THE PROBLEM » In your copy, include every line of the records exactly and no picture at all.

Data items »
────────────────────────────────────────

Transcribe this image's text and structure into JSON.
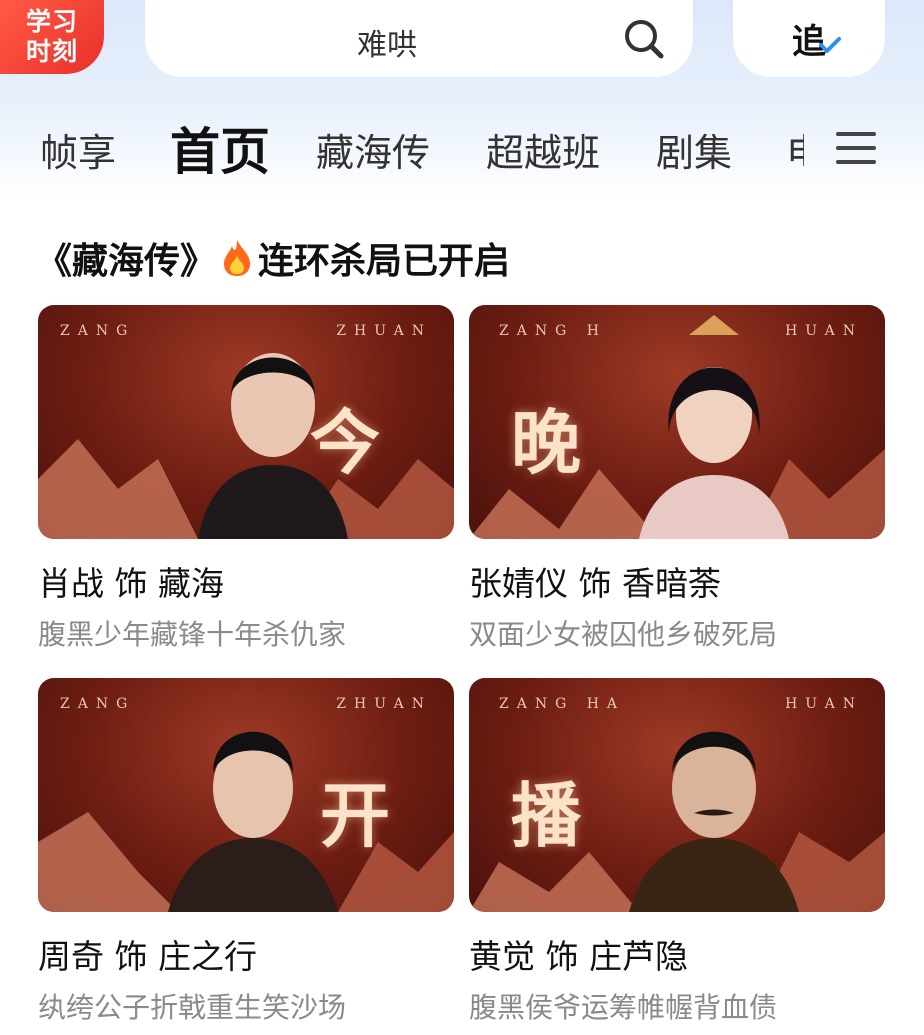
{
  "header": {
    "badge_line1": "学习",
    "badge_line2": "时刻",
    "search_text": "难哄",
    "follow_label": "追"
  },
  "tabs": [
    {
      "label": "帧享"
    },
    {
      "label": "首页",
      "active": true
    },
    {
      "label": "藏海传"
    },
    {
      "label": "超越班"
    },
    {
      "label": "剧集"
    },
    {
      "label": "电"
    }
  ],
  "section": {
    "title_prefix": "《藏海传》",
    "title_suffix": "连环杀局已开启"
  },
  "cards": [
    {
      "poster_brand_left": "ZANG",
      "poster_brand_right": "ZHUAN",
      "poster_char": "今",
      "title": "肖战 饰 藏海",
      "desc": "腹黑少年藏锋十年杀仇家"
    },
    {
      "poster_brand_left": "ZANG H",
      "poster_brand_right": "HUAN",
      "poster_char": "晚",
      "title": "张婧仪 饰 香暗荼",
      "desc": "双面少女被囚他乡破死局"
    },
    {
      "poster_brand_left": "ZANG",
      "poster_brand_right": "ZHUAN",
      "poster_char": "开",
      "title": "周奇 饰 庄之行",
      "desc": "纨绔公子折戟重生笑沙场"
    },
    {
      "poster_brand_left": "ZANG HA",
      "poster_brand_right": "HUAN",
      "poster_char": "播",
      "title": "黄觉 饰 庄芦隐",
      "desc": "腹黑侯爷运筹帷幄背血债"
    }
  ],
  "colors": {
    "badge_red": "#e9302c",
    "accent_blue": "#2f8ff0",
    "poster_red": "#6e1d12",
    "desc_gray": "#8a8a8a"
  }
}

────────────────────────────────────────

ANSWER FOR THE TASK »
Transcribe this image's text and structure into JSON.
{
  "header": {
    "badge_line1": "学习",
    "badge_line2": "时刻",
    "search_text": "难哄",
    "follow_label": "追"
  },
  "tabs": [
    {
      "label": "帧享"
    },
    {
      "label": "首页",
      "active": true
    },
    {
      "label": "藏海传"
    },
    {
      "label": "超越班"
    },
    {
      "label": "剧集"
    },
    {
      "label": "电"
    }
  ],
  "section": {
    "title_prefix": "《藏海传》",
    "title_suffix": "连环杀局已开启"
  },
  "cards": [
    {
      "poster_brand_left": "ZANG",
      "poster_brand_right": "ZHUAN",
      "poster_char": "今",
      "title": "肖战 饰 藏海",
      "desc": "腹黑少年藏锋十年杀仇家"
    },
    {
      "poster_brand_left": "ZANG H",
      "poster_brand_right": "HUAN",
      "poster_char": "晚",
      "title": "张婧仪 饰 香暗荼",
      "desc": "双面少女被囚他乡破死局"
    },
    {
      "poster_brand_left": "ZANG",
      "poster_brand_right": "ZHUAN",
      "poster_char": "开",
      "title": "周奇 饰 庄之行",
      "desc": "纨绔公子折戟重生笑沙场"
    },
    {
      "poster_brand_left": "ZANG HA",
      "poster_brand_right": "HUAN",
      "poster_char": "播",
      "title": "黄觉 饰 庄芦隐",
      "desc": "腹黑侯爷运筹帷幄背血债"
    }
  ],
  "colors": {
    "badge_red": "#e9302c",
    "accent_blue": "#2f8ff0",
    "poster_red": "#6e1d12",
    "desc_gray": "#8a8a8a"
  }
}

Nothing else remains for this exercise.